[Opening Data for review section]
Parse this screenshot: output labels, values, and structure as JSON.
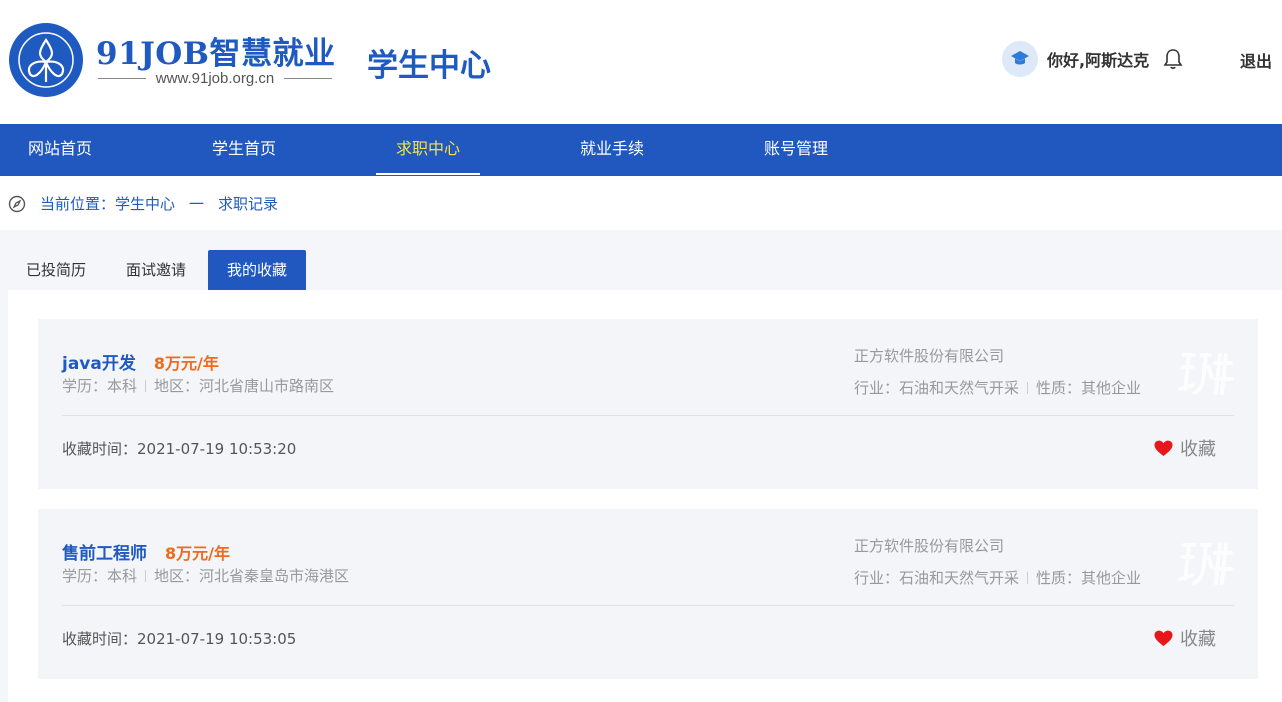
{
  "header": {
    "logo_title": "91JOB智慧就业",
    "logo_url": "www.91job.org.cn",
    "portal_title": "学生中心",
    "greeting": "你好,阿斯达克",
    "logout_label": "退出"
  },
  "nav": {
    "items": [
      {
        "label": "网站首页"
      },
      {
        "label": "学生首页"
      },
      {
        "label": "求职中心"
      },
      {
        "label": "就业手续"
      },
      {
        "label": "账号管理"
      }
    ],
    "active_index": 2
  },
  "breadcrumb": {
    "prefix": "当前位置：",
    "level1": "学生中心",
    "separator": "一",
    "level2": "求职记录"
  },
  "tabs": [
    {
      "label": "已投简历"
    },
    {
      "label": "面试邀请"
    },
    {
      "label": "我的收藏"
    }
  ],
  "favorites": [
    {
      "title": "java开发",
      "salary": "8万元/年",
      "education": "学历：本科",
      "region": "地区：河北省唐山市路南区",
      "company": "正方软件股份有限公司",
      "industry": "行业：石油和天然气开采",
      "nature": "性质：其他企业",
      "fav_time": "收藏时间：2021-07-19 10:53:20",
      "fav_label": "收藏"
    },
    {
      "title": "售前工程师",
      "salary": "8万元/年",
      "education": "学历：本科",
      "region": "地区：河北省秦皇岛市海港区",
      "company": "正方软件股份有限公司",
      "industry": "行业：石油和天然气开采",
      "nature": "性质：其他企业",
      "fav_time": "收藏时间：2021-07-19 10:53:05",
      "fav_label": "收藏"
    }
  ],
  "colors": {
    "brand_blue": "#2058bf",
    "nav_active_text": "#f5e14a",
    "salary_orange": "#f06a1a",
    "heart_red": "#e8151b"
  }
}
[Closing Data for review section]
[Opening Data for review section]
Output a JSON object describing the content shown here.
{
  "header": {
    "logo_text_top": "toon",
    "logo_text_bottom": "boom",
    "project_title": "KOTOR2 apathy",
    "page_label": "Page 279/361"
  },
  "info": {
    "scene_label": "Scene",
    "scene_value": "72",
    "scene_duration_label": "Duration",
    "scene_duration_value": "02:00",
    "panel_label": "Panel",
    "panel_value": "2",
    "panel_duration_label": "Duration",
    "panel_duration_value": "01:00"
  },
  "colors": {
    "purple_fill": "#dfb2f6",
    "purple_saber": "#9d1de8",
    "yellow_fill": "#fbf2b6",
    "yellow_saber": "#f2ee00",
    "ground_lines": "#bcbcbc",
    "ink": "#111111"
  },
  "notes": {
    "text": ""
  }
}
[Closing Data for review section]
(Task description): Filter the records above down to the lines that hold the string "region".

(Result of the task):
      "region": "地区：河北省唐山市路南区",
      "region": "地区：河北省秦皇岛市海港区",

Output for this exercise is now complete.